# ACTIVITY
Retype every record below exactly as it is written.
*** MATERIAL FOR THE TASK Section Begins ***
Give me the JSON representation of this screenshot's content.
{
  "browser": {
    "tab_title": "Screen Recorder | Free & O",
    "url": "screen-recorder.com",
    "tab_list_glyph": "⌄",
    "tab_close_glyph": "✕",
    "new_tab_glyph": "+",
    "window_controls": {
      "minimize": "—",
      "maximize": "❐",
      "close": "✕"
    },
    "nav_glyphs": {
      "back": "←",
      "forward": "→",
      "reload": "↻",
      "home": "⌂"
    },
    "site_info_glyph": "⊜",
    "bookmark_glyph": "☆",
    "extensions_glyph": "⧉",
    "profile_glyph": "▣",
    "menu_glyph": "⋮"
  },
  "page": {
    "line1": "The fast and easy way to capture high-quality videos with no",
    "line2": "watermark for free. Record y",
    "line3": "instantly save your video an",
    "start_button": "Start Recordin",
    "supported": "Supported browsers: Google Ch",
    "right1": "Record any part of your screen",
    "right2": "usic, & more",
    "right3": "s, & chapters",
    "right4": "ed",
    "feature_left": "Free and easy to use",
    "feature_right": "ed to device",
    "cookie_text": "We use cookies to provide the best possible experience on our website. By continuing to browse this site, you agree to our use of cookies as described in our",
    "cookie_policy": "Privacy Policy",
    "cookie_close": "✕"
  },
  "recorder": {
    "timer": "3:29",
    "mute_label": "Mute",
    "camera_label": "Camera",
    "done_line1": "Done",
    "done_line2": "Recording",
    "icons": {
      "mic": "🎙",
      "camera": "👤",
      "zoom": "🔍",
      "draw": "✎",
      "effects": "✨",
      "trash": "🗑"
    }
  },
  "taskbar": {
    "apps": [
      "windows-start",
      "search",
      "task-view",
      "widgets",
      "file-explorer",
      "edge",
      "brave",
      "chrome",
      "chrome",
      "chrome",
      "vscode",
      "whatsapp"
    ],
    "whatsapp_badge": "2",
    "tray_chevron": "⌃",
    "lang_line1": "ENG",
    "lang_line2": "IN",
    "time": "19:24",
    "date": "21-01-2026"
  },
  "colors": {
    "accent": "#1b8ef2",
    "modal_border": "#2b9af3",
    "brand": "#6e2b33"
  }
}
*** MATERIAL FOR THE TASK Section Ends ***
# OUTPUT
Give me the JSON representation of this screenshot's content.
{
  "browser": {
    "tab_title": "Screen Recorder | Free & O",
    "url": "screen-recorder.com",
    "tab_list_glyph": "⌄",
    "tab_close_glyph": "✕",
    "new_tab_glyph": "+",
    "window_controls": {
      "minimize": "—",
      "maximize": "❐",
      "close": "✕"
    },
    "nav_glyphs": {
      "back": "←",
      "forward": "→",
      "reload": "↻",
      "home": "⌂"
    },
    "site_info_glyph": "⊜",
    "bookmark_glyph": "☆",
    "extensions_glyph": "⧉",
    "profile_glyph": "▣",
    "menu_glyph": "⋮"
  },
  "page": {
    "line1": "The fast and easy way to capture high-quality videos with no",
    "line2": "watermark for free. Record y",
    "line3": "instantly save your video an",
    "start_button": "Start Recordin",
    "supported": "Supported browsers: Google Ch",
    "right1": "Record any part of your screen",
    "right2": "usic, & more",
    "right3": "s, & chapters",
    "right4": "ed",
    "feature_left": "Free and easy to use",
    "feature_right": "ed to device",
    "cookie_text": "We use cookies to provide the best possible experience on our website. By continuing to browse this site, you agree to our use of cookies as described in our",
    "cookie_policy": "Privacy Policy",
    "cookie_close": "✕"
  },
  "recorder": {
    "timer": "3:29",
    "mute_label": "Mute",
    "camera_label": "Camera",
    "done_line1": "Done",
    "done_line2": "Recording",
    "icons": {
      "mic": "🎙",
      "camera": "👤",
      "zoom": "🔍",
      "draw": "✎",
      "effects": "✨",
      "trash": "🗑"
    }
  },
  "taskbar": {
    "apps": [
      "windows-start",
      "search",
      "task-view",
      "widgets",
      "file-explorer",
      "edge",
      "brave",
      "chrome",
      "chrome",
      "chrome",
      "vscode",
      "whatsapp"
    ],
    "whatsapp_badge": "2",
    "tray_chevron": "⌃",
    "lang_line1": "ENG",
    "lang_line2": "IN",
    "time": "19:24",
    "date": "21-01-2026"
  },
  "colors": {
    "accent": "#1b8ef2",
    "modal_border": "#2b9af3",
    "brand": "#6e2b33"
  }
}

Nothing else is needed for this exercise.